Boycott and sanctions campaigning must be a priority for all our solidarity work.

 

We know that the Israeli government is afraid of sanctions. Financial stability relies on confidence. Financial fragility deters investment. When financial and commercial institutions begin to see that Israel is a bad risk, then they will look for safer havens for their money.

 

Israeli economic fragility exists. The massive US bankrolling of £3 billion a year helps keep Israel in business. And even then, the Israeli war economy creates massive internal problems, with high unemployment and high poverty levels for the Israelis.

 

This conference is another significant step in making clear to Israel and its banker, the US, that Israel cannot and will not be allowed to continue its illegal occupation.
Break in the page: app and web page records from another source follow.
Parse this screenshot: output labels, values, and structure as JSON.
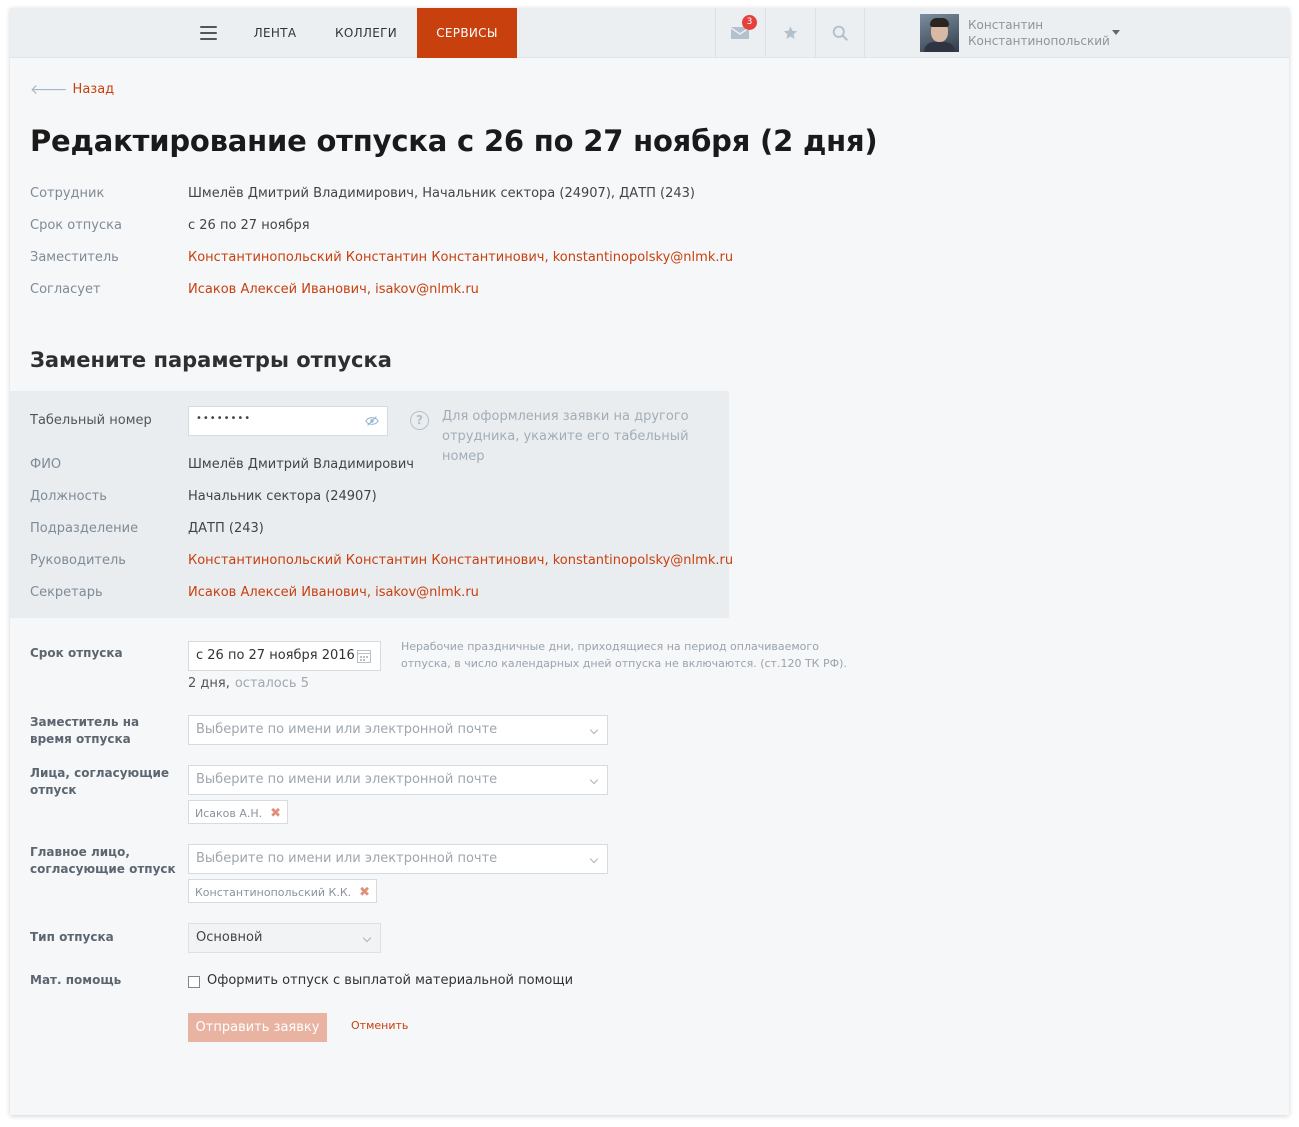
{
  "header": {
    "nav": [
      "ЛЕНТА",
      "КОЛЛЕГИ",
      "СЕРВИСЫ"
    ],
    "mail_badge": "3",
    "user_first": "Константин",
    "user_last": "Константинопольский"
  },
  "back_label": "Назад",
  "title": "Редактирование отпуска с 26 по 27 ноября (2 дня)",
  "summary": [
    {
      "label": "Сотрудник",
      "value": "Шмелёв Дмитрий Владимирович, Начальник сектора (24907), ДАТП (243)"
    },
    {
      "label": "Срок отпуска",
      "value": "с 26 по 27 ноября"
    },
    {
      "label": "Заместитель",
      "value": "Константинопольский Константин Константинович, konstantinopolsky@nlmk.ru"
    },
    {
      "label": "Согласует",
      "value": "Исаков Алексей Иванович, isakov@nlmk.ru"
    }
  ],
  "section_title": "Замените параметры отпуска",
  "employee": {
    "tab_label": "Табельный номер",
    "tab_value": "••••••••",
    "help": "Для оформления заявки на другого отрудника, укажите его табельный номер",
    "rows": [
      {
        "label": "ФИО",
        "value": "Шмелёв Дмитрий Владимирович"
      },
      {
        "label": "Должность",
        "value": "Начальник сектора (24907)"
      },
      {
        "label": "Подразделение",
        "value": "ДАТП (243)"
      },
      {
        "label": "Руководитель",
        "value": "Константинопольский Константин Константинович, konstantinopolsky@nlmk.ru"
      },
      {
        "label": "Секретарь",
        "value": "Исаков Алексей Иванович, isakov@nlmk.ru"
      }
    ]
  },
  "form": {
    "period_label": "Срок отпуска",
    "period_value": "с 26 по 27 ноября 2016",
    "period_note": "Нерабочие праздничные дни, приходящиеся на период оплачиваемого отпуска, в число календарных дней отпуска не включаются. (ст.120 ТК РФ).",
    "days": "2 дня,",
    "remaining": "осталось 5",
    "deputy_label": "Заместитель на время отпуска",
    "approvers_label": "Лица, согласующие отпуск",
    "main_approver_label": "Главное лицо, согласующие отпуск",
    "select_placeholder": "Выберите по имени или электронной почте",
    "approver_tag": "Исаков А.Н.",
    "main_approver_tag": "Константинопольский К.К.",
    "type_label": "Тип отпуска",
    "type_value": "Основной",
    "aid_label": "Мат. помощь",
    "aid_checkbox": "Оформить отпуск с выплатой материальной помощи",
    "submit": "Отправить заявку",
    "cancel": "Отменить"
  }
}
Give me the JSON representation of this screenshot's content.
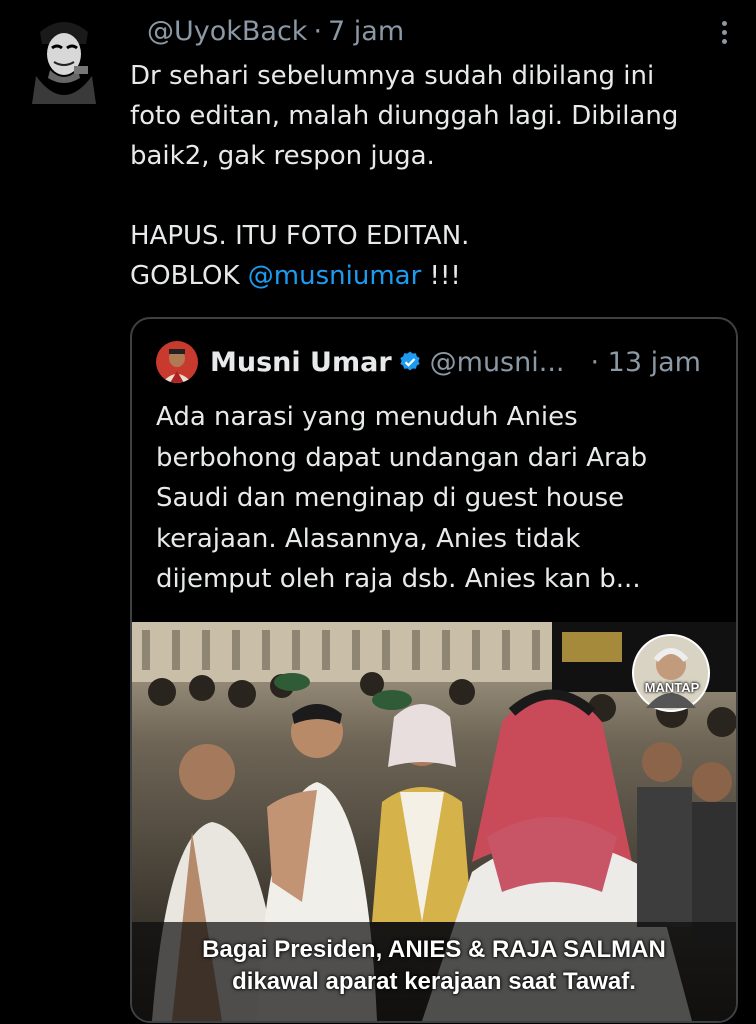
{
  "tweet": {
    "handle": "@UyokBack",
    "separator": "·",
    "time": "7 jam",
    "lines": [
      "Dr sehari sebelumnya sudah dibilang ini",
      "foto editan, malah diunggah lagi. Dibilang",
      "baik2, gak respon juga."
    ],
    "line4": "HAPUS. ITU FOTO EDITAN.",
    "line5_prefix": "GOBLOK ",
    "mention": "@musniumar",
    "line5_suffix": " !!!"
  },
  "quote": {
    "name": "Musni Umar",
    "handle": "@musni...",
    "time": "· 13 jam",
    "lines": [
      "Ada narasi yang menuduh Anies",
      "berbohong  dapat undangan dari Arab",
      "Saudi dan menginap di guest house",
      "kerajaan.  Alasannya,  Anies tidak",
      "dijemput oleh raja dsb.  Anies kan b..."
    ],
    "image": {
      "badge": "MANTAP",
      "caption_line1": "Bagai Presiden, ANIES & RAJA SALMAN",
      "caption_line2": "dikawal aparat kerajaan saat Tawaf."
    }
  },
  "colors": {
    "background": "#000000",
    "text": "#e7e9ea",
    "muted": "#8b98a5",
    "link": "#1d9bf0",
    "border": "#3e4144"
  }
}
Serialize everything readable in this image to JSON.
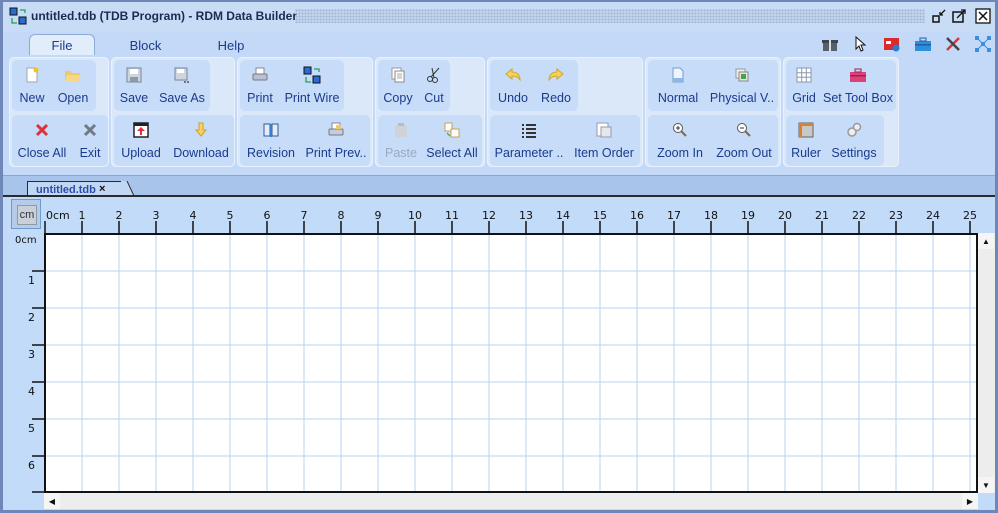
{
  "window": {
    "title": "untitled.tdb (TDB Program) - RDM Data Builder",
    "controls": [
      "restore-icon",
      "maximize-icon",
      "close-icon"
    ]
  },
  "ribbon_tabs": [
    {
      "label": "File",
      "active": true
    },
    {
      "label": "Block",
      "active": false
    },
    {
      "label": "Help",
      "active": false
    }
  ],
  "quick_tools": [
    "gift-icon",
    "pointer-icon",
    "dashboard-icon",
    "toolbox-icon",
    "tools-icon",
    "network-icon"
  ],
  "ribbon": {
    "row1": [
      {
        "label": "New",
        "icon": "new-file-icon"
      },
      {
        "label": "Open",
        "icon": "folder-open-icon"
      },
      {
        "label": "Save",
        "icon": "save-icon"
      },
      {
        "label": "Save As",
        "icon": "save-as-icon"
      },
      {
        "label": "Print",
        "icon": "print-icon"
      },
      {
        "label": "Print Wire",
        "icon": "print-wire-icon"
      },
      {
        "label": "Copy",
        "icon": "copy-icon"
      },
      {
        "label": "Cut",
        "icon": "cut-icon"
      },
      {
        "label": "Undo",
        "icon": "undo-icon"
      },
      {
        "label": "Redo",
        "icon": "redo-icon"
      },
      {
        "label": "Normal",
        "icon": "page-icon"
      },
      {
        "label": "Physical V..",
        "icon": "physical-view-icon"
      },
      {
        "label": "Grid",
        "icon": "grid-icon"
      },
      {
        "label": "Set Tool Box",
        "icon": "toolbox-icon"
      }
    ],
    "row2": [
      {
        "label": "Close All",
        "icon": "close-all-icon"
      },
      {
        "label": "Exit",
        "icon": "exit-icon"
      },
      {
        "label": "Upload",
        "icon": "upload-icon"
      },
      {
        "label": "Download",
        "icon": "download-icon"
      },
      {
        "label": "Revision",
        "icon": "book-icon"
      },
      {
        "label": "Print Prev..",
        "icon": "print-preview-icon"
      },
      {
        "label": "Paste",
        "icon": "paste-icon",
        "disabled": true
      },
      {
        "label": "Select All",
        "icon": "select-all-icon"
      },
      {
        "label": "Parameter ..",
        "icon": "list-icon"
      },
      {
        "label": "Item Order",
        "icon": "item-order-icon"
      },
      {
        "label": "Zoom In",
        "icon": "zoom-in-icon"
      },
      {
        "label": "Zoom Out",
        "icon": "zoom-out-icon"
      },
      {
        "label": "Ruler",
        "icon": "ruler-icon"
      },
      {
        "label": "Settings",
        "icon": "settings-icon"
      }
    ]
  },
  "document_tabs": [
    {
      "label": "untitled.tdb",
      "close": "×"
    }
  ],
  "editor": {
    "unit_button": "cm",
    "h_ruler_first": "0cm",
    "h_ruler_labels": [
      "1",
      "2",
      "3",
      "4",
      "5",
      "6",
      "7",
      "8",
      "9",
      "10",
      "11",
      "12",
      "13",
      "14",
      "15",
      "16",
      "17",
      "18",
      "19",
      "20",
      "21",
      "22",
      "23",
      "24",
      "25"
    ],
    "v_ruler_first": "0cm",
    "v_ruler_labels": [
      "1",
      "2",
      "3",
      "4",
      "5",
      "6"
    ]
  },
  "colors": {
    "accent": "#1a3b8c",
    "ribbon_bg": "#c3d9f7",
    "grid_line": "#b9d3f3"
  }
}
The writing is on the wall, the Apartheid Wall, and the illegal occupation will fall. The boycott and sanctions campaign is an essential element in the movement to achieve this as quickly as possible. And urgency is vital as the Israelis continue to destroy and steal Palestinian lives and land daily in their aim of preventing any possibility of a viable and sovereign Palestinian state.

 

The public support for this campaign has grown to include the majority of the NGOs in Palestine and the Palestinian General Federation of Trade Unions, and many Israeli activists including refusenik pilot Jonathon Shapiro, who at the European Social Forum called on Europe to help Israel by boycotting until the occupation ends and Palestinians have full human and democratic rights.

 

Palestinians have the right to self determination –it is our responsibility to help them achieve that by declaring that international civil society will have nothing to do with those who occupy another people's land and deny them human rights. By boycotting and isolating Israel.